NEW YORK — The boom in hostile takeovers really got up steam a few years ago when corporate raiders realized that they could raise money for their assaults by selling high-risk "junk bonds," such as those issued by Drexel Burnham Lambert. And the man who dreamed up this history-making idea was Don Carter.
So says Don Carter, at least.
As proxy solicitor Donald C. Carter tells it, the new age of hostile takeovers basically began in 1983, when Carter took corporate raider T. Boone Pickens Jr. aside to suggest that Pickens' investment group use Drexel "junk" to finance its tender offer for Gulf Oil.
"Drexel hadn't done any of its megamillion-dollar deals then, but Boone thought it was a good idea," Carter recounts with relish in his hoarse Brooklynese. "I told him who to call. And after that came all the rest of the big Drexel deals . . ."
Others who were there quarrel with Carter's account. But if the tale says little about takeover history, it says everything about Carter, who has elevated proxy solicitors from largely invisible functionaries to highly paid takeover consultants through hard work, aggressive pricing and assiduous self-promotion.
The 13-year-old Don Carter Organization now stands with Georgeson & Co. and D. F. King & Co. in the top ranks of proxy solicitors and, by some accounts, is the most profitable of the three. The solicitor of choice for many corporate raiders and dissidents, to his competitors Carter is also a publicity-seeking, credit-grabbing bane.
Proxy solicitors have traditionally handled a variety of tasks, most of them mundane. They oversee shareholder votes for the routine business carried on at corporate annual meetings. When managements war with dissident shareholders in proxy contests, the solicitors locate and try to sway shareholders by mounting telephone campaigns, mailing "fight letters" and placing advertisements.
Carter, in addition, dispenses all manner of strategic advice and describes himself as an "adviser on corporate governance." A business graduate school dropout, Carter never hesitates to offer his own opinions in high-strategy sessions, no matter how thick the surrounding crowd of investment bankers and takeover lawyers, associates say.
Indeed, when companies start thinking of board-room warfare, "the call goes first to me--not to the lawyers, the investment bankers--but to me," says Carter, 40, pecking the air with his forefinger.
Carter declaims from behind a green marble desk in a posh office identified by a single sign, "War Room," near its entrance. In ceaseless motion, Carters paces in and out through sliding steel-plate doors that whoosh open and closed like the portals of some Hollywood space ship.

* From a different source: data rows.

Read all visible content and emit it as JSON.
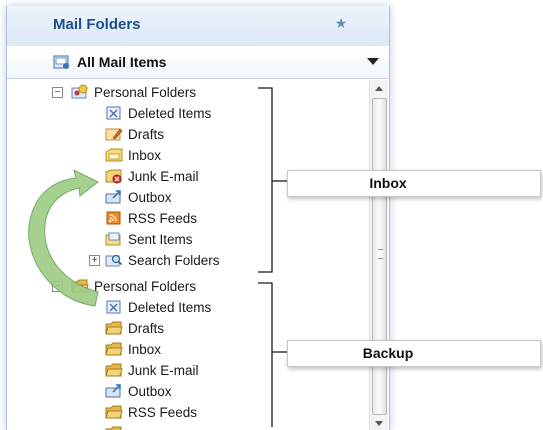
{
  "pane": {
    "title": "Mail Folders",
    "view_label": "All Mail Items"
  },
  "folders": [
    {
      "label": "Personal Folders",
      "icon": "personal-folders-icon"
    },
    {
      "label": "Deleted Items",
      "icon": "deleted-items-icon"
    },
    {
      "label": "Drafts",
      "icon": "drafts-icon"
    },
    {
      "label": "Inbox",
      "icon": "inbox-icon"
    },
    {
      "label": "Junk E-mail",
      "icon": "junk-email-icon"
    },
    {
      "label": "Outbox",
      "icon": "outbox-icon"
    },
    {
      "label": "RSS Feeds",
      "icon": "rss-feeds-icon"
    },
    {
      "label": "Sent Items",
      "icon": "sent-items-icon"
    },
    {
      "label": "Search Folders",
      "icon": "search-folders-icon"
    },
    {
      "label": "Personal Folders",
      "icon": "folder-icon"
    },
    {
      "label": "Deleted Items",
      "icon": "deleted-items-icon"
    },
    {
      "label": "Drafts",
      "icon": "folder-icon"
    },
    {
      "label": "Inbox",
      "icon": "folder-icon"
    },
    {
      "label": "Junk E-mail",
      "icon": "folder-icon"
    },
    {
      "label": "Outbox",
      "icon": "outbox-icon"
    },
    {
      "label": "RSS Feeds",
      "icon": "folder-icon"
    }
  ],
  "callouts": {
    "first": "Inbox",
    "second": "Backup"
  },
  "colors": {
    "header_text": "#1f4e8c",
    "arrow": "#7fb069",
    "folder": "#e9b84a"
  }
}
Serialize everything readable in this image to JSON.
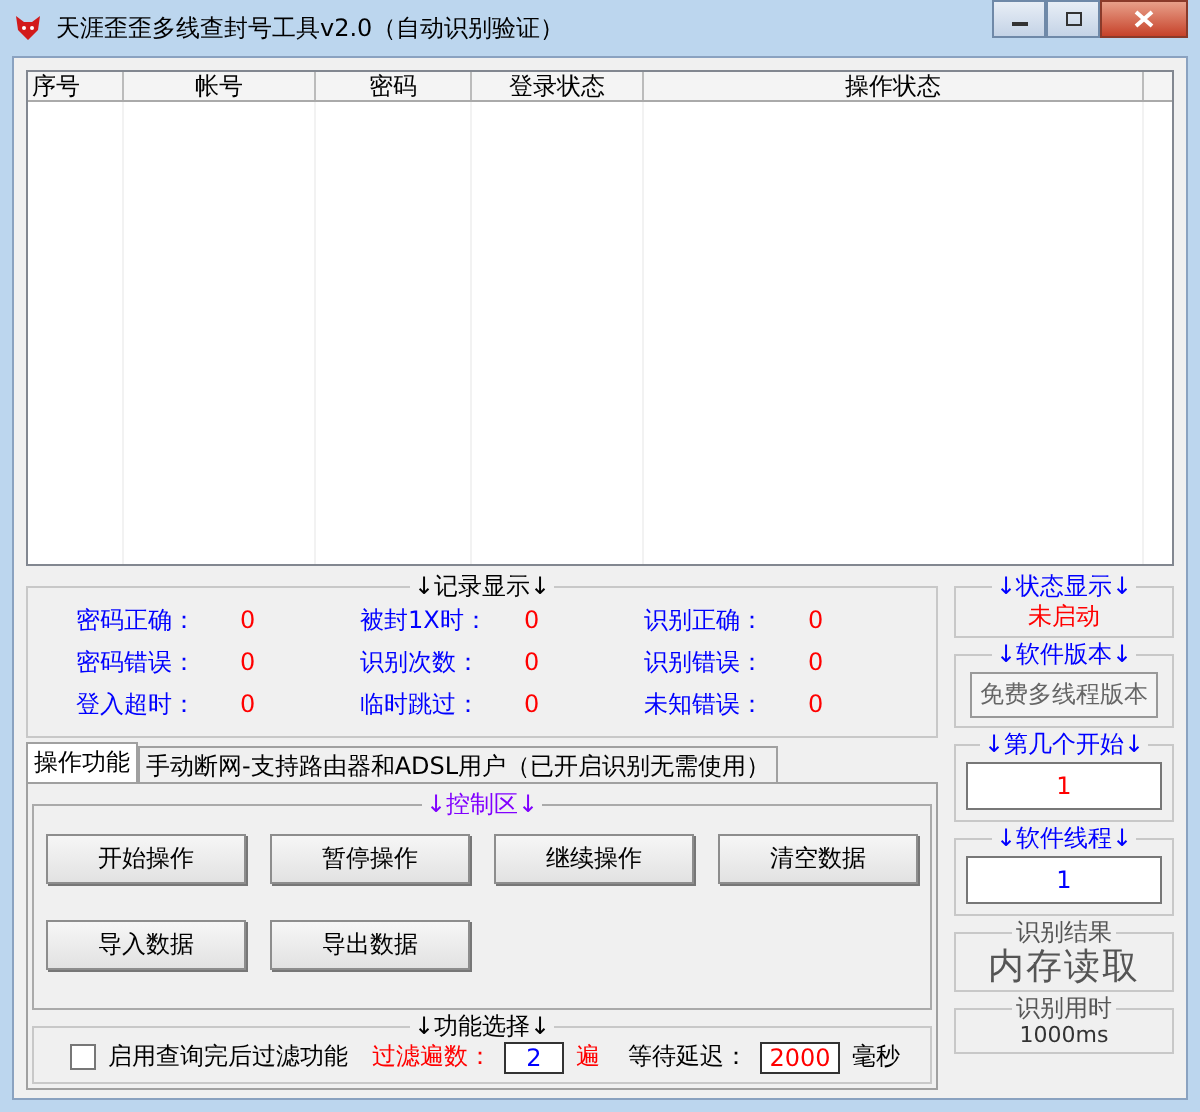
{
  "window": {
    "title": "天涯歪歪多线查封号工具v2.0（自动识别验证）"
  },
  "table": {
    "columns": [
      "序号",
      "帐号",
      "密码",
      "登录状态",
      "操作状态"
    ]
  },
  "records": {
    "title": "↓记录显示↓",
    "items": [
      {
        "label": "密码正确：",
        "value": "0"
      },
      {
        "label": "被封1X时：",
        "value": "0"
      },
      {
        "label": "识别正确：",
        "value": "0"
      },
      {
        "label": "密码错误：",
        "value": "0"
      },
      {
        "label": "识别次数：",
        "value": "0"
      },
      {
        "label": "识别错误：",
        "value": "0"
      },
      {
        "label": "登入超时：",
        "value": "0"
      },
      {
        "label": "临时跳过：",
        "value": "0"
      },
      {
        "label": "未知错误：",
        "value": "0"
      }
    ]
  },
  "side_panels": [
    {
      "kind": "status",
      "title": "↓状态显示↓",
      "value": "未启动"
    },
    {
      "kind": "button",
      "title": "↓软件版本↓",
      "value": "免费多线程版本"
    },
    {
      "kind": "field",
      "title": "↓第几个开始↓",
      "value": "1",
      "color": "#ff0000"
    },
    {
      "kind": "field",
      "title": "↓软件线程↓",
      "value": "1",
      "color": "#0000ff"
    },
    {
      "kind": "big",
      "title": "识别结果",
      "value": "内存读取"
    },
    {
      "kind": "small",
      "title": "识别用时",
      "value": "1000ms"
    }
  ],
  "tabs": [
    {
      "label": "操作功能",
      "selected": true
    },
    {
      "label": "手动断网-支持路由器和ADSL用户（已开启识别无需使用）",
      "selected": false
    }
  ],
  "control": {
    "title": "↓控制区↓",
    "buttons": [
      "开始操作",
      "暂停操作",
      "继续操作",
      "清空数据",
      "导入数据",
      "导出数据"
    ]
  },
  "options": {
    "title": "↓功能选择↓",
    "filter": {
      "label": "启用查询完后过滤功能",
      "checked": false
    },
    "passes_label": "过滤遍数：",
    "passes": "2",
    "passes_unit": "遍",
    "delay_label": "等待延迟：",
    "delay": "2000",
    "delay_unit": "毫秒"
  }
}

Carter's ascendancy has come at a boom time for the solicitation business, for the number of proxy fights has been rising sharply. As state anti-takeover laws have clamped curbs on some tender offers, raiders and other dissidents have been forced to turn to proxy contests to win spots on company boards or otherwise influence management.
Demand on Rise
So far this year, there have been at least 36 proxy contests, up from a recent average of about 25 a year, says the nonprofit Investor Responsibility Research Center in Washington.
Increasing demand has allowed the solicitors to raise their fees steadily--with Carter leading the way. While his fees averaged about $25,000 when Carter began in 1975, they now average around $300,000 and top $1 million for work on major proxy contests.
A takeover adviser familiar with prices of the top firms says he has seen Carter's bids for a job come in 100% above the competition's.
"The other solicitors really ought to thank him," says James E. Heard, executive director of United Shareholders Assn., a lobby group founded by Pickens. "He's taken what were a bunch of sleepy guys collecting proxy cards and put them in the front ranks of the troops. They all ought to thank him for their second houses on Long Island."
They're not thanking him, though.
While Carter has enriched his competitors, he has also enraged them. Solicitors who always looked on discretion as central to their role go out of their way these days to knock Carter, focusing on his recent record of lost proxy fights and what they say is the weakness of his back-office operations.
"His fees have gone up as his record has gone down," said John J. Gavin, executive vice president of D. F. King.
Their criticism hasn't stopped Carter from scooping himself a generous helping of credit.
Carter says ITT Corp. scared off a proxy fight threatened by raider Irwin L. Jacobs in 1985 largely because ITT retained Carter as an adviser, at a fee that sources say exceeded $1 million. "Irwin had his mind 98% made up to do it before they took me," Carter says. "Call him, he'll tell you."